Interview: Julia deVille

“I don’t really look outward for inspiration – I have enough that comes from within."

 Julia deVille

It’s been a long 10-months for Julia deVille. Makers meets her after a few false starts, earlier arrangements derailed by a week-long illness arriving as the result of exhaustion: the artist has spent the better part of a year working 12- to 13-hour days in order to keep up with a demanding schedule as her star continues to rise.

Certainly it appears that the woman whose inspiration rises from Victorian-era ideals of life, death and nature – art works realised through her dual passions of taxidermy and jewellery – has created a rich niche for herself in an art world enamoured of her confronting visions. 

And they are confronting. Having opened the door to her Collingwood warehouse studio, Julia leads us through the diaspora of beauty and death that is her working space: look to the right and take in her striking rings and necklaces replete with Gothic motifs; look to the left and your gaze may fall upon three taxidermied puppies curled up on porcelain salad plates.

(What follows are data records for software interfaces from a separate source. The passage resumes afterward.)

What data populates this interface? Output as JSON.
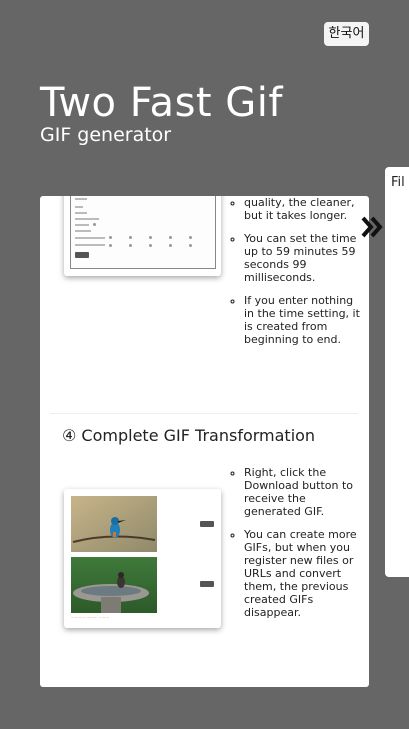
{
  "header": {
    "language_button": "한국어",
    "title": "Two Fast Gif",
    "subtitle": "GIF generator"
  },
  "side_panel": {
    "label": "Fil",
    "icon": "double-chevron-right-icon"
  },
  "step3": {
    "notes": [
      "quality, the cleaner, but it takes longer.",
      "You can set the time up to 59 minutes 59 seconds 99 milliseconds.",
      "If you enter nothing in the time setting, it is created from beginning to end."
    ]
  },
  "step4": {
    "heading": "④ Complete GIF Transformation",
    "notes": [
      "Right, click the Download button to receive the generated GIF.",
      "You can create more GIFs, but when you register new files or URLs and convert them, the previous created GIFs disappear."
    ]
  },
  "colors": {
    "background": "#666666",
    "card": "#ffffff",
    "accent_footnote": "#d98a4a"
  }
}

That Julia sees no philosophical clash between her animal loving, vegan nature and her taxidermied works speaks clearly to the artist’s unique view of the world.

Julia: “My grandmother gave me her fox fur stole when I was five or six, one of those styles with the head and you would wrap it and hold the tail in its mouth. I loved it. I used to dress up in it and I felt like it was still alive because it had all its features. So as soon as I worked out taxidermy was something you could do, I wanted to learn how to do it.  And then I’ve always just been a massive animal lover – I became a vegetarian when I was nine and I’m now vegan – so, for me, taxidermy was a way of celebrating animals and being around them when you are growing up in a city. As a child I was always interested in death, so for me it seems entirely normal and not at all macabre.”

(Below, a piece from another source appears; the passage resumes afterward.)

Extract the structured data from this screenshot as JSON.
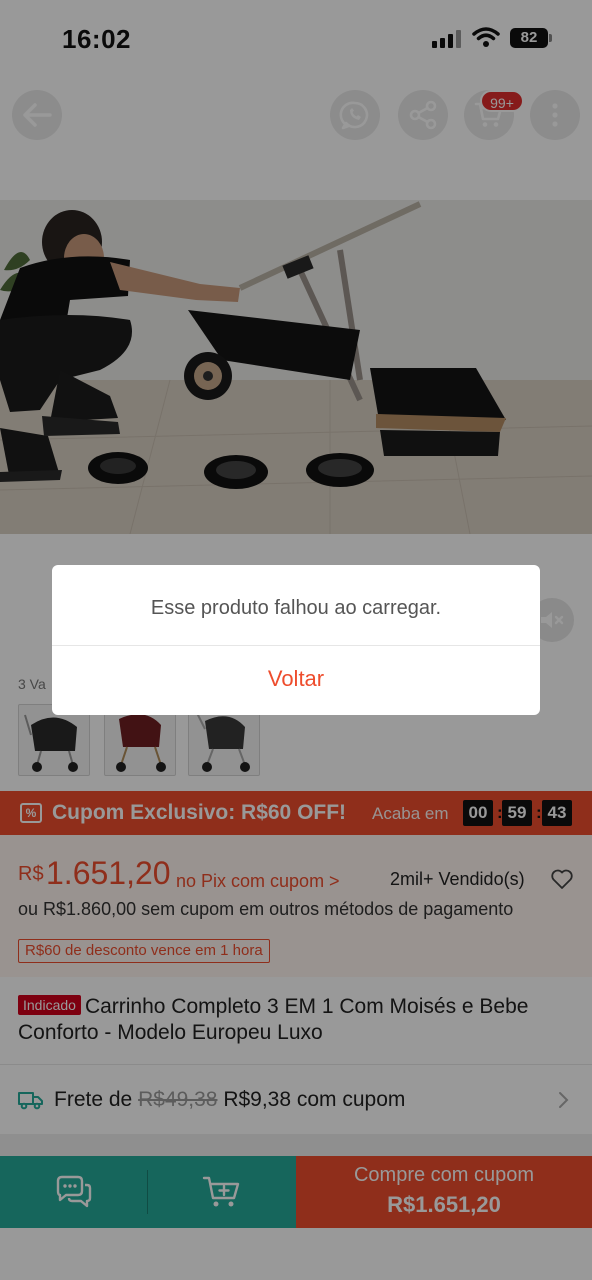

These words are spoken as she sits, surrounded by vases of dead roses dried to preserve their skeletal beauty, the glint of her Victorian-era inspired silver rings catching the light.

She acknowledges that, initially at least, her work was often viewed through a lens of shock. Like the mouse brooch created from a taxidermied rodent whose eyes were replaced with diamonds and its tail a cord of silver – for Julia the ideal marriage as she undertook both a jewellery design course and a mentorship working alongside a retired Melbourne taxidermist.

Julia: “When I first started blending taxidermy and jewellery it was considered plain crazy, but then I’ve always been a bit different. Since then a lot more people have started to work in taxidermy and a lot of big art collectors are collecting it so it means I get to now do what I love and live off it.”

Certainly it is recognised among the Melbourne arts community that Julia is one of the more successful contemporary artists operating within a city teeming with talented creatives: a recent installation found its showing as part of the NGV’s Melbourne Now exhibition extended, while her current showing as part of the Adelaide Biennial, PHANTASMAGORIA, has generated critical acclaim. Not that the idea of acclaim appears to influence her degree of commitment.

Julia: “Recognition is not the driving force for me. The driving force is the creative process and the problem solving and making something that you really love. Anything else that comes is just a bonus.”

And the “bonuses” keep on coming: though confessing to “lone wolf” status (“I prefer my own company”) the artist now works alongside three assistants required to help her meet demand on a jewellery business that now spans the globe: along with growing demand in Australia and New Zealand, Julia’s pieces have found resonance as far away as Texas, Russia and Romania.

There is a rare, upcoming collaboration with painter and tattooist Leslie Rice (twice winner of the Doug Moran Portrait prize) for a joint show at Sophie Gannon Gallery scheduled for September, not to mention a still-born foal stored in one of her many freezers that will take centre stage for an installation planned for exhibit in 2015.

Of course, for Julia, it all comes back to following her passions, however dark they may seem to a world looking through the eccentric prism of her gaze.

Julia: “I would still be doing it as a hobby even if I couldn’t sell it. It’s always just been for the love of it.”